Despite any negativity you hear—raising a three-year-old is awesome! With my son, age two seemed to be the exciting year of discovery. But as he now grows into a real life threenager before my very eyes it’s amazing to witness him connecting things, making sense of things and most of all questioning things—all in the spirit of understanding the world better. It’s truly remarkable.

With this newfound sense of self, comes responsibility and independence—two things I am trying to teach my son every day.

Here are seven things my husband and I have started to expect him (and show him) to do himself. Some tasks are done better than others...but we’re getting there!

1. Clean up time!—picking up after himself

If you have a toddler at home you can relate to the tornado that they somehow create in a matter of seconds. I wish I could do anything as fast as he can create a mess.

Our new rule? After my son is done playing, before he moves on to the next toy, I ask him to put everything away. I want to show him we all contribute to the responsibilities of the household—encouraging him now sets the foundation for him to be helpful, and eventually do chores, as he gets older.

The same goes for after dinner. When he’s done eating he puts his silverware in the dishwasher and puts his dish in the sink. The other day he put his own laundry away—in the correct drawers!—and I basically passed out. ?

2. No whining please—use your big boy words

Whining has become huge in our household, and so I feel like I say “use your words” 100 times a day. Since explaining that it’s hard for Mommy and Daddy to understand whining, our son is doing a great job with communicating his feelings and why he’s upset or frustrated.

As a parent, I don’t want to put words in his mouth or guess why he’s upset. When he uses his words to tell me how he’s feeling I make sure to praise him specifically and effectively— “Thank you my sweet boy! This helps mama so much! Now I can help you solve the problem because I understand what’s bothering you.” ?

3. Setting a good foundation—helping him understand the basics

By this age, my son can say his full name and spell his first name. Our last name is kind of impossible, so I’m giving him a pass on that for another year or so.

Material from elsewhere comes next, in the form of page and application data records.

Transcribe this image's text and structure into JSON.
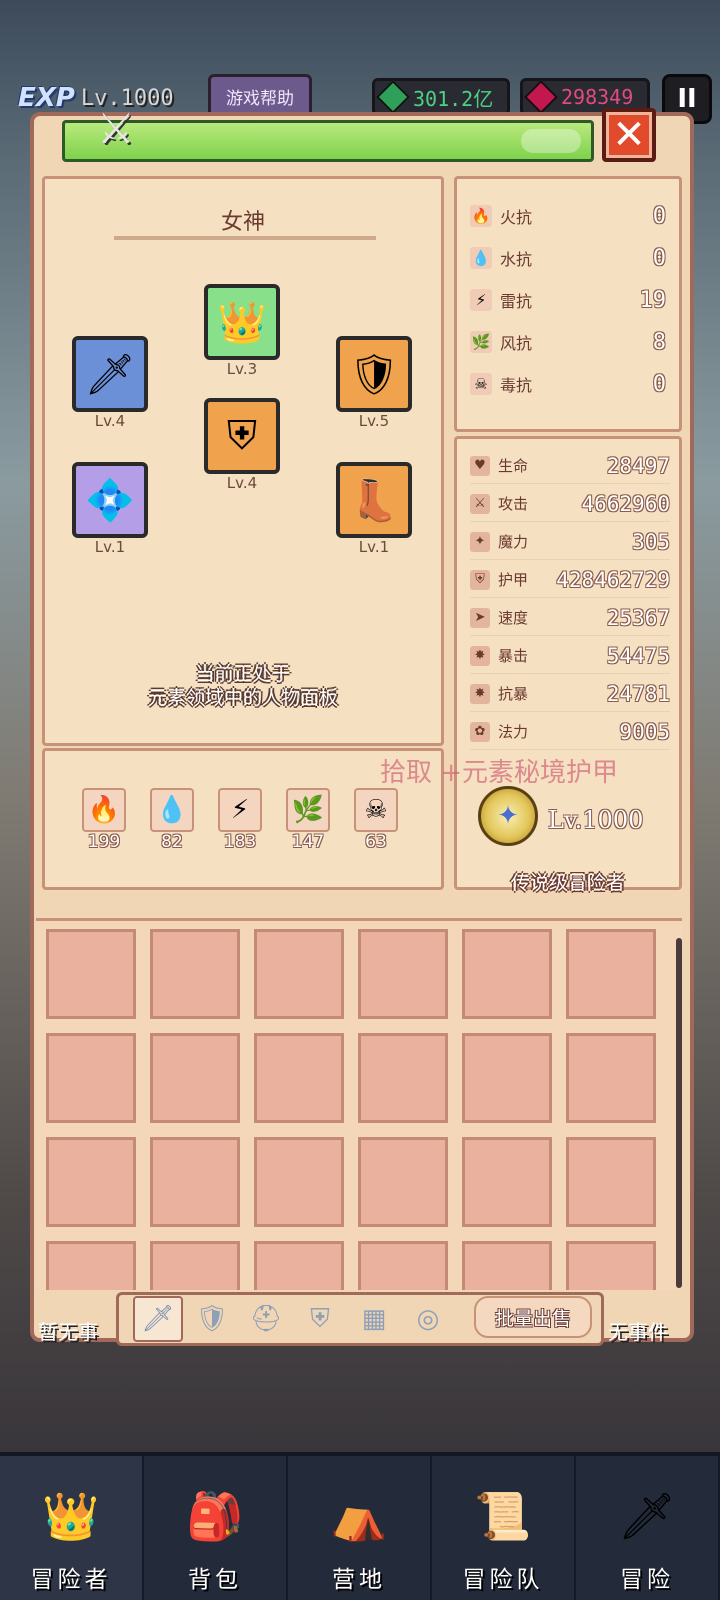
{
  "hud": {
    "exp_badge": "EXP",
    "level": "Lv.1000",
    "help_button": "游戏帮助",
    "emerald": "301.2亿",
    "ruby": "298349",
    "pause": "II"
  },
  "panel": {
    "character_name": "女神",
    "status_message_line1": "当前正处于",
    "status_message_line2": "元素领域中的人物面板"
  },
  "equipment": [
    {
      "slot": "sword",
      "level": "Lv.4",
      "icon": "sword-icon",
      "glyph": "🗡",
      "rarity": "blue"
    },
    {
      "slot": "helmet",
      "level": "Lv.3",
      "icon": "helmet-icon",
      "glyph": "👑",
      "rarity": "green"
    },
    {
      "slot": "shield",
      "level": "Lv.5",
      "icon": "shield-icon",
      "glyph": "🛡",
      "rarity": "orange"
    },
    {
      "slot": "armor",
      "level": "Lv.4",
      "icon": "armor-icon",
      "glyph": "⛨",
      "rarity": "orange"
    },
    {
      "slot": "amulet",
      "level": "Lv.1",
      "icon": "amulet-icon",
      "glyph": "💠",
      "rarity": "purple"
    },
    {
      "slot": "boots",
      "level": "Lv.1",
      "icon": "boots-icon",
      "glyph": "👢",
      "rarity": "orange"
    }
  ],
  "elements": [
    {
      "name": "fire",
      "icon": "fire-icon",
      "glyph": "🔥",
      "value": "199"
    },
    {
      "name": "water",
      "icon": "water-icon",
      "glyph": "💧",
      "value": "82"
    },
    {
      "name": "thunder",
      "icon": "thunder-icon",
      "glyph": "⚡",
      "value": "183"
    },
    {
      "name": "wind",
      "icon": "wind-icon",
      "glyph": "🌿",
      "value": "147"
    },
    {
      "name": "poison",
      "icon": "poison-icon",
      "glyph": "☠",
      "value": "63"
    }
  ],
  "resistances": [
    {
      "label": "火抗",
      "value": "0",
      "icon": "fire-resist-icon",
      "glyph": "🔥"
    },
    {
      "label": "水抗",
      "value": "0",
      "icon": "water-resist-icon",
      "glyph": "💧"
    },
    {
      "label": "雷抗",
      "value": "19",
      "icon": "thunder-resist-icon",
      "glyph": "⚡"
    },
    {
      "label": "风抗",
      "value": "8",
      "icon": "wind-resist-icon",
      "glyph": "🌿"
    },
    {
      "label": "毒抗",
      "value": "0",
      "icon": "poison-resist-icon",
      "glyph": "☠"
    }
  ],
  "stats": [
    {
      "label": "生命",
      "value": "28497",
      "icon": "heart-icon",
      "glyph": "♥"
    },
    {
      "label": "攻击",
      "value": "4662960",
      "icon": "attack-icon",
      "glyph": "⚔"
    },
    {
      "label": "魔力",
      "value": "305",
      "icon": "magic-icon",
      "glyph": "✦"
    },
    {
      "label": "护甲",
      "value": "428462729",
      "icon": "armor-stat-icon",
      "glyph": "⛨"
    },
    {
      "label": "速度",
      "value": "25367",
      "icon": "speed-icon",
      "glyph": "➤"
    },
    {
      "label": "暴击",
      "value": "54475",
      "icon": "crit-icon",
      "glyph": "✸"
    },
    {
      "label": "抗暴",
      "value": "24781",
      "icon": "crit-resist-icon",
      "glyph": "✸"
    },
    {
      "label": "法力",
      "value": "9005",
      "icon": "mana-icon",
      "glyph": "✿"
    }
  ],
  "pickup_text": "拾取 +元素秘境护甲",
  "rank": {
    "level": "Lv.1000",
    "title": "传说级冒险者"
  },
  "tabs": {
    "bulk_sell": "批量出售",
    "items": [
      {
        "icon": "tab-weapon-icon",
        "glyph": "🗡",
        "active": true
      },
      {
        "icon": "tab-shield-icon",
        "glyph": "🛡",
        "active": false
      },
      {
        "icon": "tab-helmet-icon",
        "glyph": "⛑",
        "active": false
      },
      {
        "icon": "tab-armor-icon",
        "glyph": "⛨",
        "active": false
      },
      {
        "icon": "tab-boots-icon",
        "glyph": "▦",
        "active": false
      },
      {
        "icon": "tab-ring-icon",
        "glyph": "◎",
        "active": false
      }
    ]
  },
  "events": {
    "left": "暂无事",
    "right": "无事件"
  },
  "nav": [
    {
      "label": "冒险者",
      "icon": "adventurer-icon",
      "glyph": "👑",
      "active": true
    },
    {
      "label": "背包",
      "icon": "backpack-icon",
      "glyph": "🎒",
      "active": false
    },
    {
      "label": "营地",
      "icon": "camp-icon",
      "glyph": "⛺",
      "active": false
    },
    {
      "label": "冒险队",
      "icon": "team-icon",
      "glyph": "📜",
      "active": false
    },
    {
      "label": "冒险",
      "icon": "adventure-icon",
      "glyph": "🗡",
      "active": false
    }
  ],
  "colors": {
    "panel": "#f1d6b6",
    "title_bar": "#7fd24c",
    "close_button": "#e24a2c",
    "emerald": "#4cd280",
    "ruby": "#e04c7c"
  }
}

He can also recognize and recite numbers 1-20 and letters A-Z. Working on these things together makes me feel like I’m helping to set a strong learning foundation for him and helps him feel confident in his abilities. As we build towards “sight words,” and eventually reading, these are key pillars that will give him the confidence to get there. It still boggles my mind that shortly he will be able to read to me! ?

4. Playing alone—even if it’s for 10 minutes

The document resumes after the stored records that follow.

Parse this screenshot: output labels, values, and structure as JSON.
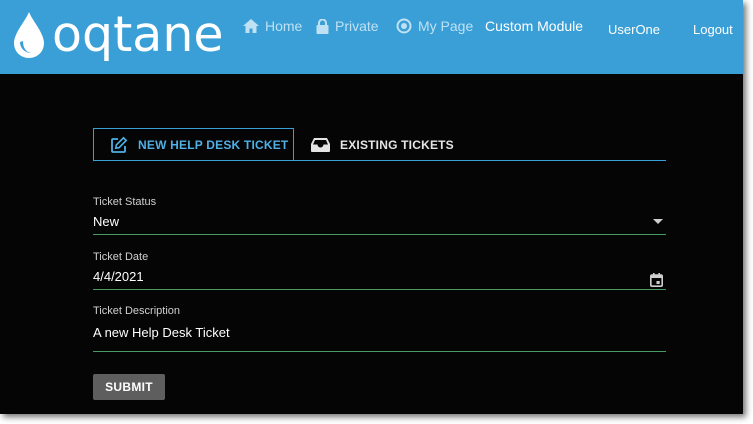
{
  "brand": {
    "logo_text": "oqtane"
  },
  "nav": {
    "home": "Home",
    "private": "Private",
    "my_page": "My Page",
    "custom_module": "Custom Module"
  },
  "user": {
    "name": "UserOne",
    "logout": "Logout"
  },
  "tabs": [
    {
      "label": "NEW HELP DESK TICKET",
      "icon": "edit-icon",
      "active": true
    },
    {
      "label": "EXISTING TICKETS",
      "icon": "inbox-icon",
      "active": false
    }
  ],
  "form": {
    "status": {
      "label": "Ticket Status",
      "value": "New"
    },
    "date": {
      "label": "Ticket Date",
      "value": "4/4/2021"
    },
    "description": {
      "label": "Ticket Description",
      "value": "A new Help Desk Ticket"
    },
    "submit_label": "SUBMIT"
  },
  "colors": {
    "topbar": "#3a9fd6",
    "background": "#050505",
    "active_tab": "#4fb0e6",
    "field_underline": "#4a9b61",
    "submit_button": "#5e5e5e"
  }
}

Sometimes I have to take a call or prep dinner or use the bathroom, without someone yelling, “Mommy I’m lonely!” Don’t get me wrong, I include him in basically everything—including cooking dinner (even though that tends to make things much slower and messier)...but it’s fun, and something we can do together.

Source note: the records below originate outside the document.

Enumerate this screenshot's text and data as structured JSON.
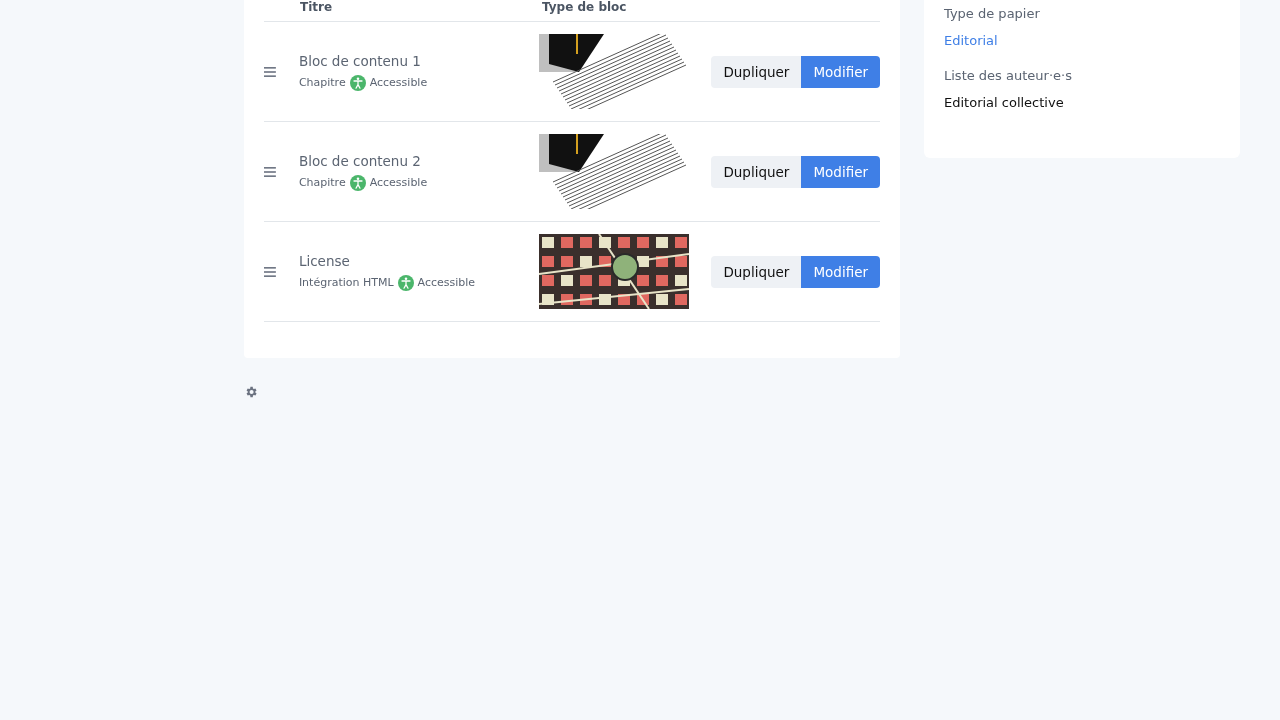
{
  "table": {
    "columns": [
      "Titre",
      "Type de bloc"
    ],
    "rows": [
      {
        "title": "Bloc de contenu 1",
        "type": "Chapitre",
        "accessible": true,
        "accessible_label": "Accessible",
        "kind": "document",
        "actions": [
          "Dupliquer",
          "Modifier"
        ]
      },
      {
        "title": "Bloc de contenu 2",
        "type": "Chapitre",
        "accessible": true,
        "accessible_label": "Accessible",
        "kind": "document",
        "actions": [
          "Dupliquer",
          "Modifier"
        ]
      },
      {
        "title": "License",
        "type": "Intégration HTML",
        "accessible": true,
        "accessible_label": "Accessible",
        "kind": "map",
        "actions": [
          "Dupliquer",
          "Modifier"
        ]
      }
    ]
  },
  "sidebar": {
    "fields": [
      {
        "label": "Type de papier",
        "value": "Editorial",
        "link": true
      },
      {
        "label": "Liste des auteur·e·s",
        "value": "Editorial collective",
        "link": false
      }
    ]
  }
}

Playing alone is a skill he needs to have and develop—for everyone’s sake! I have also seen his imagination soar because of this. He “reads” books to his stuffed animals, cooks delicious meals in his own kitchen and does landscaping or construction in the living room. It’s magical to watch. ?

5. Basic hygiene skills—even when it makes more of a mess

Things like washing his own hands, brushing his own teeth and washing himself in the tub are all skills he’s currently mastering. In all honesty, these things typically require an additional once over by Mommy or Daddy. BUT—he is learning and gaining a sense of empowerment that he is in charge of his own body and can do these things for himself.

Getting undressed and going to the bathroom by himself are other big tasks we’re working on. These scenarios are where lots of patience and Clorox wipes save the day! But, we are working on it, together. ?

6. Sharing is caring—unless you’re a three-year-old

Let’s start by saying that sharing is a necessary life skill. However, have you ever tried explaining this to a three-year-old? At this age he knows he should share, but isn’t so keen on the idea. He is good with sharing with family, without a reminder—which is great! What we need to work on is when someone comes into our house and wants to play with his toys.

Enter a territory war. In my heart of hearts I can understand the struggle through his big hazel eyes. So of all of the do-by-yourself skills, this is the one that we will work towards mastering—before he turns four. ?

7. Plain and simple—must have manners

This seems to be a lost art in today’s society. How many times have you held the door for someone and they just walk right past without saying a simple “thank you”? These things tend to get under my skin.

Phrases like, “I’m sorry” or “Thank you” or “Please may I” really go a long way to me. Recently in a restaurant after my son got his grilled cheese, he said, “Thank you very much” and the waiter almost fell over. It was a very proud mama moment, I must say.

His newest line is, “Look! Mommy, I’m holding the door for this lady like a gentleman.” Cue heart explosion! ?